Taxi drivers in India are interesting. None of the taxis so far have meters, so the payment can be a negotiation. Sometimes they tell you it is 100 rupees. Sometimes it is 200 rupees (the return trip to the hotel is always more expensive!). But then you get some drivers who say “Pay me whatever you want. I will not ask you for money.” And finally there are the rickshaw drivers who spend more time transporting you and actually pedal a bike to do it for “free”, hoping for a good tip. They take the negotiation out of it completely!
Anyway, it made me think a bit about the tactic to get paid. I bet that the drivers who let you pay what you want make on average more money. I think that there was a study on this in Freakonomics that showed that tends to be the case. Well good for them, it worked on me!
So let’s apply this to requirements. Let’s say the business writes and prioritizes their requirements. Typically the development team has to then provide an estimate on the requirements or estimate which requirements they can build in the allocated time. Either way, it often becomes a bit of a contentious negotiation. Developers feel pressure to say they can build a lot of requirements in the time-box (and then are pressured to actually do so). Or they are pressured to say they can put an estimate on all of these requirements when they really have no idea how long it will take to do them all. So in the end, this motivates some bad behaviors – for example – they inevitably alter the estimates so they don’t get in trouble for not delivering it all.

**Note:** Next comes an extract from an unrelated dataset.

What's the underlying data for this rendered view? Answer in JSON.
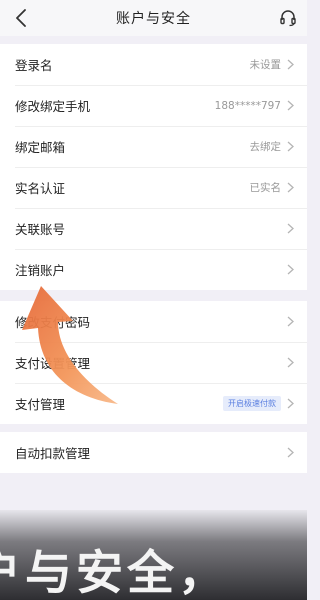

So what if instead of this, the business simply says “build what you think is reasonable, just work in order of our priorities”. The business would be motivated to maintain a positive relationship with development – the power of “liking someone” can help you get more out of them! The developers are not pressured to lie, for back of a better word. Frankly, most people have good intentions and want to do good work, so they will work hard and deliver what they can. There would be a nice lever here if the business could actually choose their developers of course – that way if developers gold-plate or are not well intentioned, then they can choose not to use them.